MYRTLE BEACH, SC (October 30, 2013) — It may have taken over six decades, but Army Scout veteran Herbert Walker can finally say his WWII mission is complete. This August the ResCare HomeCare client and over 30 other WWII veterans flew to Washington, D.C., free of charge, on what has been dubbed the Honor Flight. The annual program was created in 2004 to give veterans a chance to visit the memorials constructed in honor of their service and in memory of fellow troops lost to war.
Mr. Walker’s visit wouldn’t have been possible without ResCare HomeCare Client Services Supervisor Holly Thornton, who accompanied him on the tip.
“From the beginning of the day, I realized how special this trip was going to be for Mr. Walker,” Ms. Thornton said.
The pair began their journey at the Myrtle Beach airport where Mr. Walker shared with Ms. Thornton his experiences as an Army Scout. Once the two arrived in Washington, D.C., they were greeted by Honor Flight representatives and members from the community showing their gratitude to the war veterans for their service.
At the Navy Memorial, Mr. Walker stopped and stared at the sculptures which brought back memories he hadn’t thought of in a long time. Ms. Thornton listened attentively as he told her about the work he did in WWII.
In addition to the Navy Memorial, they attended the Changing of the Guard ceremony and wreath ceremony for the Tomb of the Unknown Soldier.
Everything fell into place, though, at the last destination of the day, the World War II Memorial. Mr. Walker gazed at his surroundings and held his head high to be a part of such a stunning memorial.

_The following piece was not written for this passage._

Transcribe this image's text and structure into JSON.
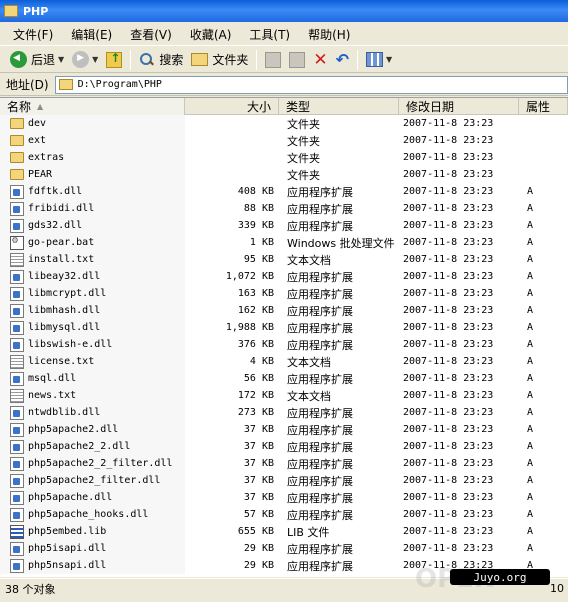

At the conclusion of the day, the two once again boarded a flight to return home. As a souvenir of their trip, each veteran was given a package from the local elementary school that included letters from children thanking them for their service.
“He and I were able to read all the letters on the flight,” Ms. Thornton said, “He was very touched.”
Mr. Walker and Ms. Thornton thought their trip ended in Washington, D.C., so they were surprised when they were greeted at the Myrtle Beach airport with swing music from the World War II era, a red carpet at their feet and a cheering crowd welcoming them back home with smiles and gratefulness.
“That day will forever be cherished in my heart,” Ms. Thornton said. “It broke me down into tears. The Honor Flight was one of the most gratifying experiences I’ve ever had.”
Since the creation of the monuments in 2004, the Honor Flight has helped over 98,000 veterans visit the memorials. The Honor Flight is a non-profit organization whose mission is to get our veterans the recognition they deserve. For more information about these flights, please visit The Honor Flight’s homepage.
Author: Moriah Dietrich